How to Combine Hash Codes: GetHashCodeAggregate

How do you efficiently combine hash codes?

When combining hash codes I started by generating a large string and then hashing that. However that was inefficient, so instead I was referred to this simple arithmetic solution on StackOverflow provided by Jon Skeet himself!

`unchecked`
`{`
`    int hash = 17;`
`    hash = hash * 31 + firstField.GetHashCode();`
`    hash = hash * 31 + secondField.GetHashCode();`
`    return hash;`
`}`

How much more efficient is this than string concatenation?

TLDR: Very! Below is a chart of the average number of ticks it takes to calculate a hash by both generating a string and Jon's method of adding ints. Each test is an average of 100,000 iterations.

Number of Keys Avg Ticks for String Avg Ticks for Int Performance Increase
2 0.90 0.15 500%
5 2.08 0.25 732%
10 3.77 0.37 918%
20 7.30 0.64 1040%
50 18.97 1.33 1326%

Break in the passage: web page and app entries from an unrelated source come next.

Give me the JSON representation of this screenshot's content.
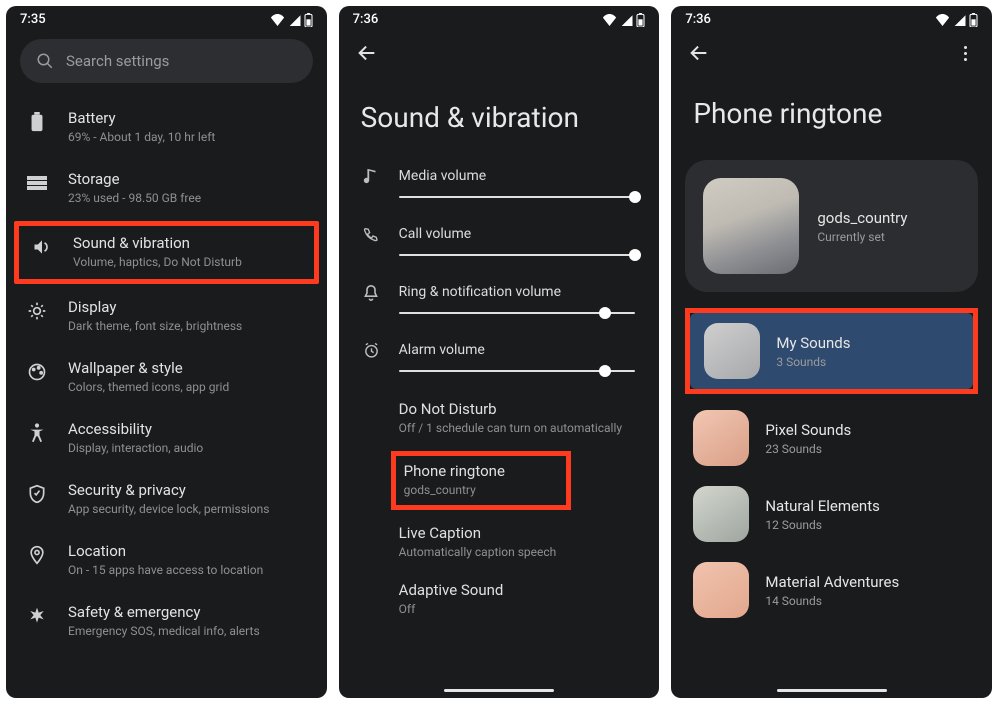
{
  "screen1": {
    "time": "7:35",
    "search_placeholder": "Search settings",
    "items": [
      {
        "title": "Battery",
        "subtitle": "69% - About 1 day, 10 hr left"
      },
      {
        "title": "Storage",
        "subtitle": "23% used - 98.50 GB free"
      },
      {
        "title": "Sound & vibration",
        "subtitle": "Volume, haptics, Do Not Disturb"
      },
      {
        "title": "Display",
        "subtitle": "Dark theme, font size, brightness"
      },
      {
        "title": "Wallpaper & style",
        "subtitle": "Colors, themed icons, app grid"
      },
      {
        "title": "Accessibility",
        "subtitle": "Display, interaction, audio"
      },
      {
        "title": "Security & privacy",
        "subtitle": "App security, device lock, permissions"
      },
      {
        "title": "Location",
        "subtitle": "On - 15 apps have access to location"
      },
      {
        "title": "Safety & emergency",
        "subtitle": "Emergency SOS, medical info, alerts"
      }
    ]
  },
  "screen2": {
    "time": "7:36",
    "title": "Sound & vibration",
    "sliders": [
      {
        "label": "Media volume",
        "pct": 100
      },
      {
        "label": "Call volume",
        "pct": 100
      },
      {
        "label": "Ring & notification volume",
        "pct": 87
      },
      {
        "label": "Alarm volume",
        "pct": 87
      }
    ],
    "settings": {
      "dnd": {
        "title": "Do Not Disturb",
        "subtitle": "Off / 1 schedule can turn on automatically"
      },
      "ringtone": {
        "title": "Phone ringtone",
        "subtitle": "gods_country"
      },
      "live": {
        "title": "Live Caption",
        "subtitle": "Automatically caption speech"
      },
      "adaptive": {
        "title": "Adaptive Sound",
        "subtitle": "Off"
      }
    }
  },
  "screen3": {
    "time": "7:36",
    "title": "Phone ringtone",
    "current": {
      "name": "gods_country",
      "status": "Currently set"
    },
    "categories": [
      {
        "name": "My Sounds",
        "count": "3 Sounds"
      },
      {
        "name": "Pixel Sounds",
        "count": "23 Sounds"
      },
      {
        "name": "Natural Elements",
        "count": "12 Sounds"
      },
      {
        "name": "Material Adventures",
        "count": "14 Sounds"
      }
    ]
  }
}
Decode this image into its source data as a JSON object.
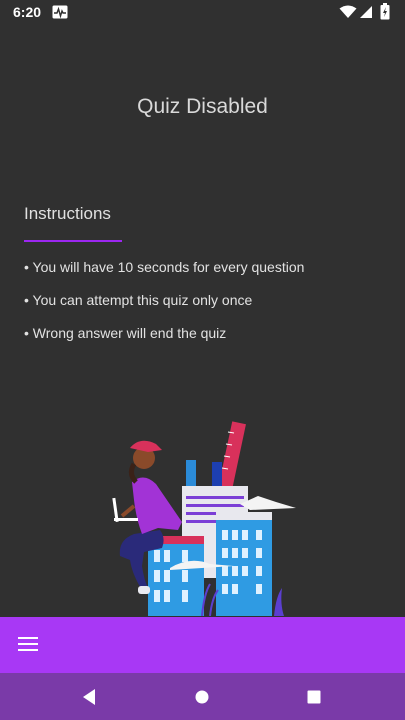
{
  "status_bar": {
    "time": "6:20",
    "icons": [
      "activity-icon",
      "wifi-icon",
      "signal-icon",
      "battery-icon"
    ]
  },
  "page": {
    "title": "Quiz Disabled",
    "instructions_heading": "Instructions",
    "instructions": [
      "• You will have 10 seconds for every question",
      "• You can attempt this quiz only once",
      "• Wrong answer will end the quiz"
    ]
  },
  "bottom_app_bar": {
    "icon": "menu-icon"
  },
  "nav_bar": {
    "icons": [
      "back-icon",
      "home-icon",
      "recents-icon"
    ]
  },
  "colors": {
    "background": "#303030",
    "accent": "#a838f5",
    "nav_bar": "#7a3aa8",
    "underline": "#9c27f0"
  }
}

GetHashCodeAggregate Extension Methods

Here are some simple extension methods to help you use this new technique.

`public static class EnumerableExtensions`
`{`
`    public static int GetHashCodeAggregate<T>(`
`        this IEnumerable<T> source)`
`    {`
`        return source.GetHashCodeAggregate(17);`
`    }`
` `
`    public static int GetHashCodeAggregate<T>(`
`        this IEnumerable<T> source,`
`        int hash)`
`    {`
`        unchecked`
`        {`
`            foreach (var item in source)`
`                hash = hash * 31 + item.GetHashCode();`
`        }`
` `
`        return hash;`
`    }`
`}`

XUnit Tests

As always, here are some unit tests to show you how these extension methods work.

`[Theory]`
`[InlineData(1, new object[] { 1, 2 })]`
`[InlineData(1, new object[] { 1, 2, 3 })]`
`[InlineData(1, new object[] { 'a', 'b' })]`
`[InlineData(1, new object[] { 'a', 'b', 'c' })]`
`[InlineData(1, new object[] { "Aa", "Bb" })]`
`[InlineData(1, new object[] { "Aa", "Bb", "Cc" })]`
`[InlineData(1, new object[] { 1, 'b' })]`
`[InlineData(1, new object[] { 1, 'b', "Cc" })]`
`public void GetHashCodeAggregate(int skip, object[] source)`
`{`
`    var hash1 = source.GetHashCodeAggregate();`
`    var hash2 = source.GetHashCodeAggregate();`
`    Assert.Equal(hash1, hash2);`
` `
`    var reversed1 = source.Reverse().GetHashCodeAggregate();`
`    var reversed2 = source.Reverse().GetHashCodeAggregate();`
`    Assert.Equal(reversed1, reversed2);`
`    Assert.NotEqual(hash1, reversed2);`
` `
`    var skipped1 = source.Skip(skip).GetHashCodeAggregate();`
`    var skipped2 = source.Skip(skip).GetHashCodeAggregate();`
`    Assert.Equal(skipped1, skipped2);`
`    Assert.NotEqual(hash1, skipped2);`
`    Assert.NotEqual(reversed1, skipped2);`
`}`
` `
`[Fact]`
`public void GetHashCodeAggregateArgs()`
`{`
`    // No Args`
`    var a = new[] { 1, 2, 3 }.GetHashCodeAggregate();`
` `
`    // Seed Arg`
`    var b = new[] { 1, 2 }.GetHashCodeAggregate();`
`    var c = new[] { 3 }.GetHashCodeAggregate(b);`
` `
`    Assert.Equal(a, c);`
`}`

Enjoy,
Tom